Among the records below, find the lines that contain "Today" and copy each of them.

DATA TO USE >>

━━━━━━━━

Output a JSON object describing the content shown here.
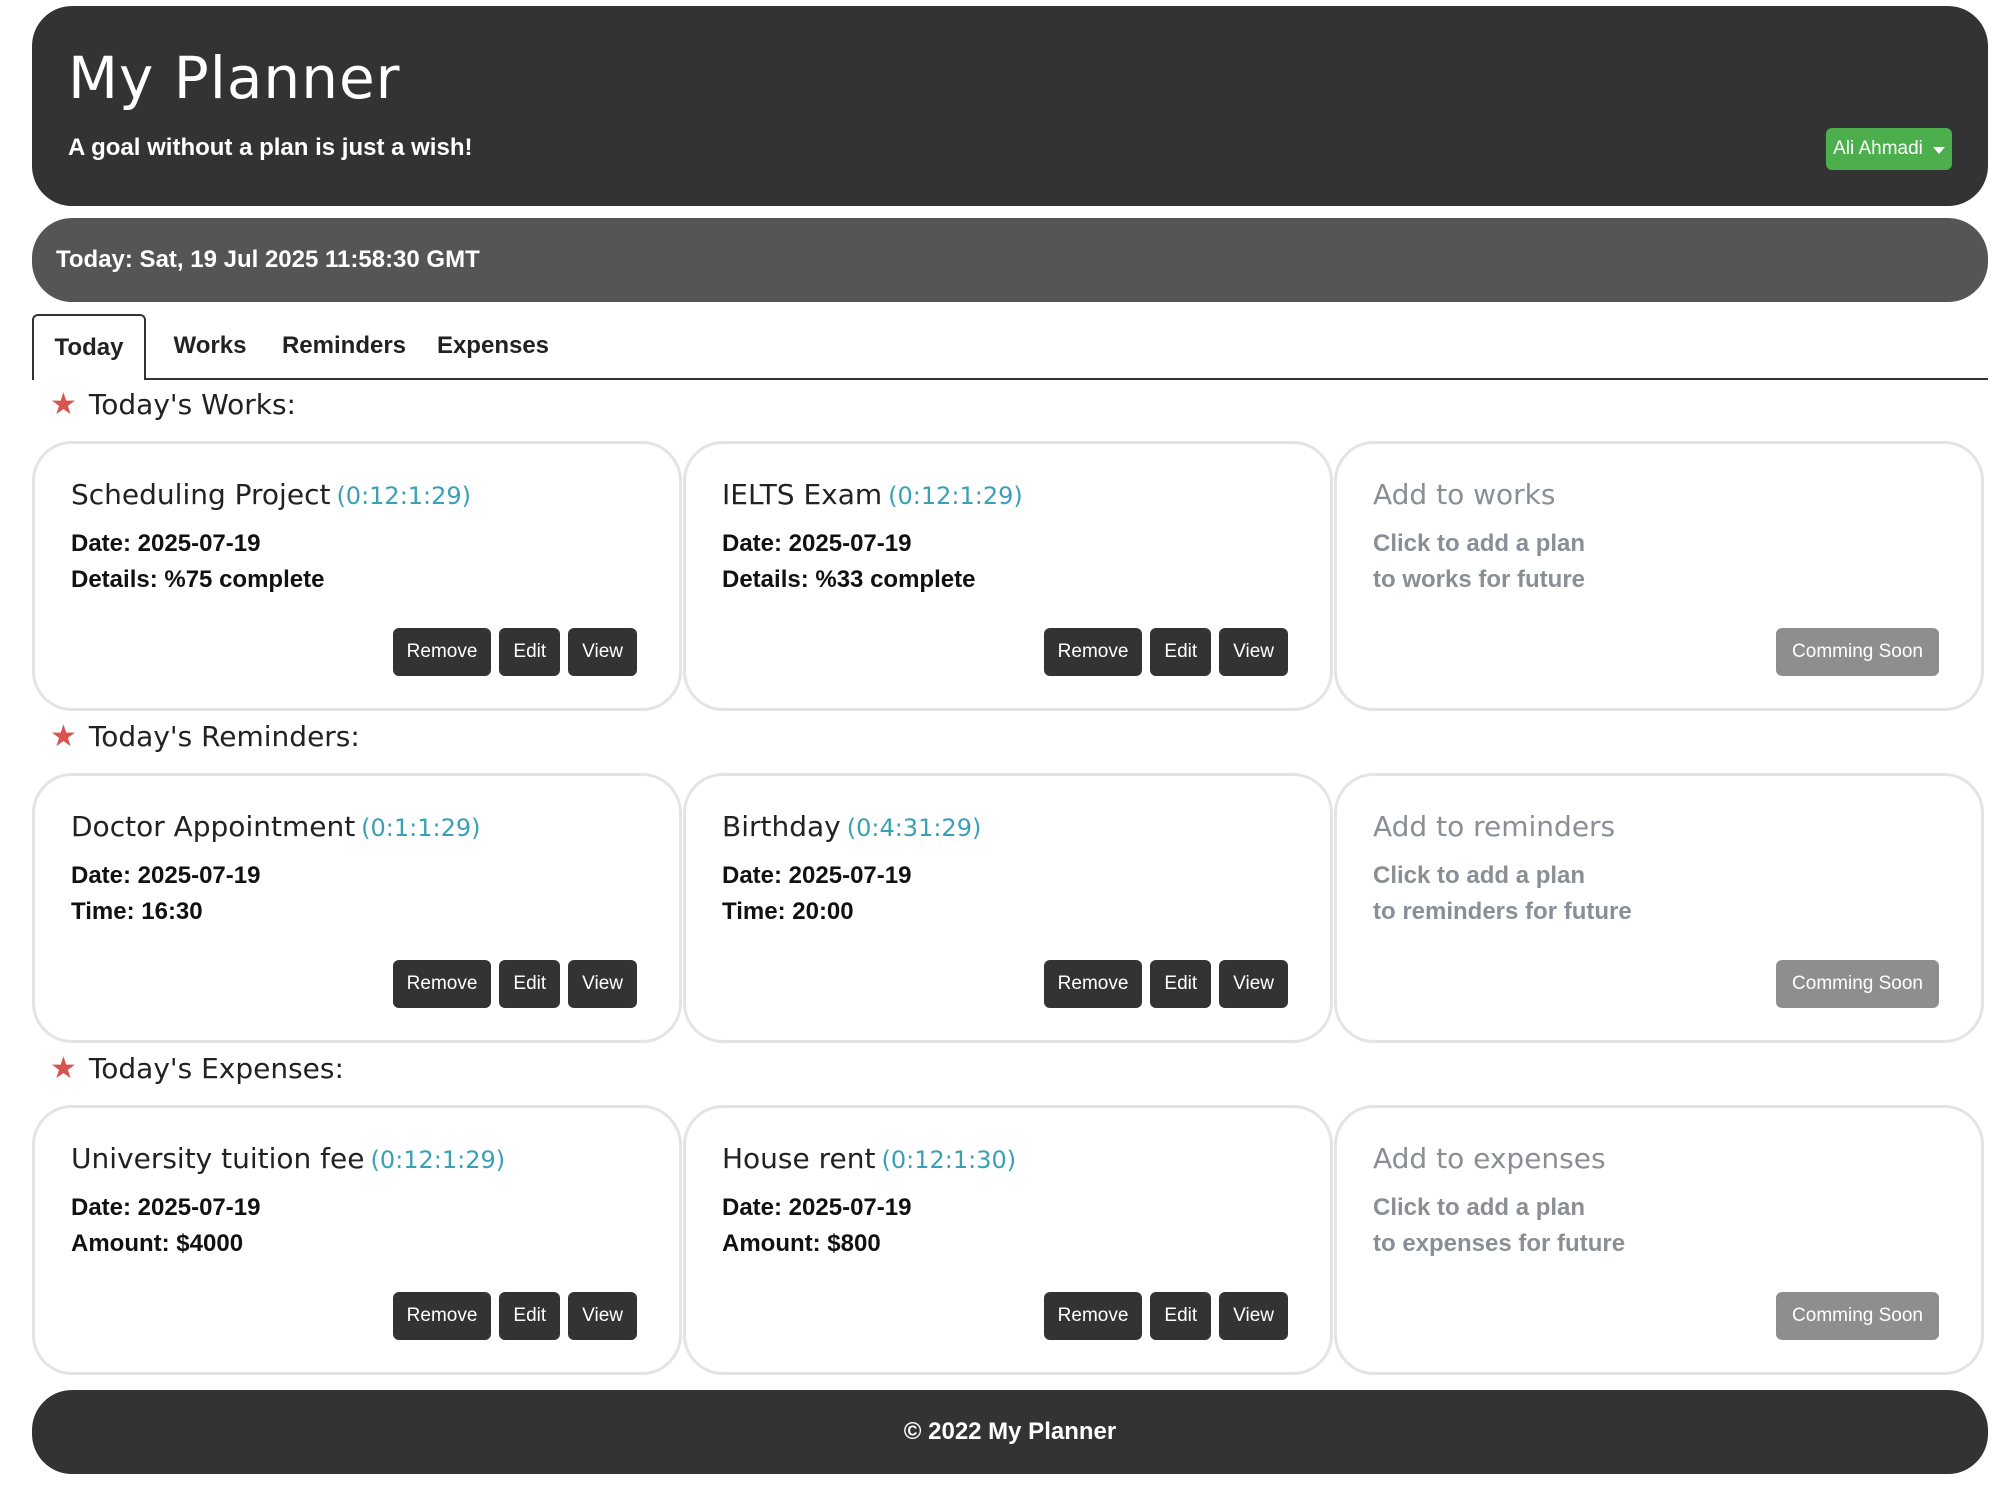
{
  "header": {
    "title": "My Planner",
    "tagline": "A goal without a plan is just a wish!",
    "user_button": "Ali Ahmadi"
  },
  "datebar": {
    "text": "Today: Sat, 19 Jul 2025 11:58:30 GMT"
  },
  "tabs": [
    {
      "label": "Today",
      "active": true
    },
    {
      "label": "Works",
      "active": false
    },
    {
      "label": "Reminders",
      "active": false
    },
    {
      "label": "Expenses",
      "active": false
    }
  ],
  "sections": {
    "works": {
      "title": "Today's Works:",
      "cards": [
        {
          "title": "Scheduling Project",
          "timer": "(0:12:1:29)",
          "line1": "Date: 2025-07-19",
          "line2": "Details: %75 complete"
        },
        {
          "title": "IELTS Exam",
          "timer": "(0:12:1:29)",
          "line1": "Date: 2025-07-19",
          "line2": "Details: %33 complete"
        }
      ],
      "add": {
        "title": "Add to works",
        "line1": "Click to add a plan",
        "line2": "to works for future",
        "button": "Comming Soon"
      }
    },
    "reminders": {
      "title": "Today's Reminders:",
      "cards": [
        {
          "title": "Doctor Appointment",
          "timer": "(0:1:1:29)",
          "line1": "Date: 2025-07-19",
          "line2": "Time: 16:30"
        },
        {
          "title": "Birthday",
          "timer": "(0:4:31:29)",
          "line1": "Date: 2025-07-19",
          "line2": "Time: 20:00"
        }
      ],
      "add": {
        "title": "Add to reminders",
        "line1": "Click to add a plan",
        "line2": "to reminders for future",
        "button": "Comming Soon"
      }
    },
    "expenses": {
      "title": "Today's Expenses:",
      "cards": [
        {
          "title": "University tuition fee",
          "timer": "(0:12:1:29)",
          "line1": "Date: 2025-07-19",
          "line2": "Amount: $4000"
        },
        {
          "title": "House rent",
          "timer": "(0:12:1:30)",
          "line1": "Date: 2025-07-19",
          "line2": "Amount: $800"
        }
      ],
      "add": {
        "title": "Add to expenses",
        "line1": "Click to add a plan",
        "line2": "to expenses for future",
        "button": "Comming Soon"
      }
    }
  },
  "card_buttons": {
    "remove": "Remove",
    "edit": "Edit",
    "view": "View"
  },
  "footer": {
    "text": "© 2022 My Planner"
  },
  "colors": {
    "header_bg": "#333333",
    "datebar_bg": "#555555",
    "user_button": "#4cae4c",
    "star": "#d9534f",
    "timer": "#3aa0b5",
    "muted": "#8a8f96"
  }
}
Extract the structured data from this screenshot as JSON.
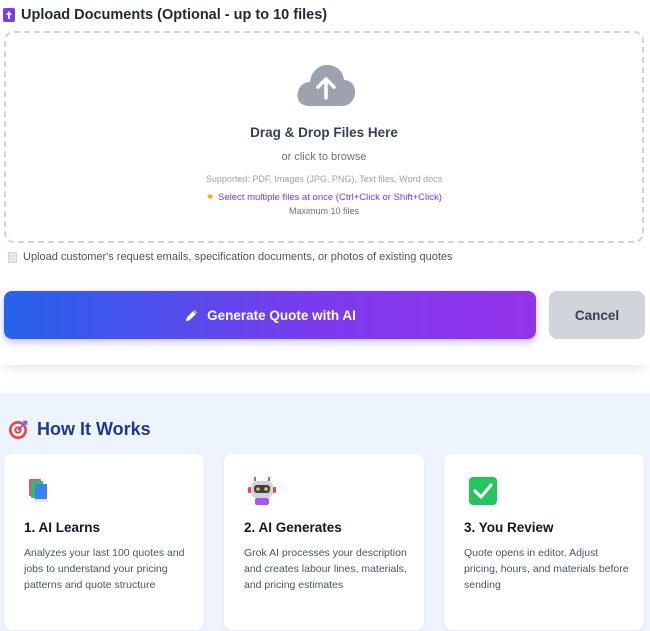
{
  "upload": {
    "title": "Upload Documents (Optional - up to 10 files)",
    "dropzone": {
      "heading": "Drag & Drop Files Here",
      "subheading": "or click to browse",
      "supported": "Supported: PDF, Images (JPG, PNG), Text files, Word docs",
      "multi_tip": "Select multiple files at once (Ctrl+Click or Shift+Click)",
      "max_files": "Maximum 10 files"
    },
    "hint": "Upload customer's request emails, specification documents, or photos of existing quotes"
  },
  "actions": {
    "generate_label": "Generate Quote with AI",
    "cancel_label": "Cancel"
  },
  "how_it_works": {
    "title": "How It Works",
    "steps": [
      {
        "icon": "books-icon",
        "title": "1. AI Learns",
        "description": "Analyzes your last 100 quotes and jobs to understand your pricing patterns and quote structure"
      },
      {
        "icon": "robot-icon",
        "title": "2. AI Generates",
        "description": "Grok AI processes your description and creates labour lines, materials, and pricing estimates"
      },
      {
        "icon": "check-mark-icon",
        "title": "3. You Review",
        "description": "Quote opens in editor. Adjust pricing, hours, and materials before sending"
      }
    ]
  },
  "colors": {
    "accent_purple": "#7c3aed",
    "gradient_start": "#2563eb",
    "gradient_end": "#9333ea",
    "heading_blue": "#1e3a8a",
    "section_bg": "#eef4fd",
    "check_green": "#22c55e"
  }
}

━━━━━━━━

TASK OUTPUT >>
    "text": "Today: Sat, 19 Jul 2025 11:58:30 GMT"
      "label": "Today",
      "title": "Today's Works:",
      "title": "Today's Reminders:",
      "title": "Today's Expenses:",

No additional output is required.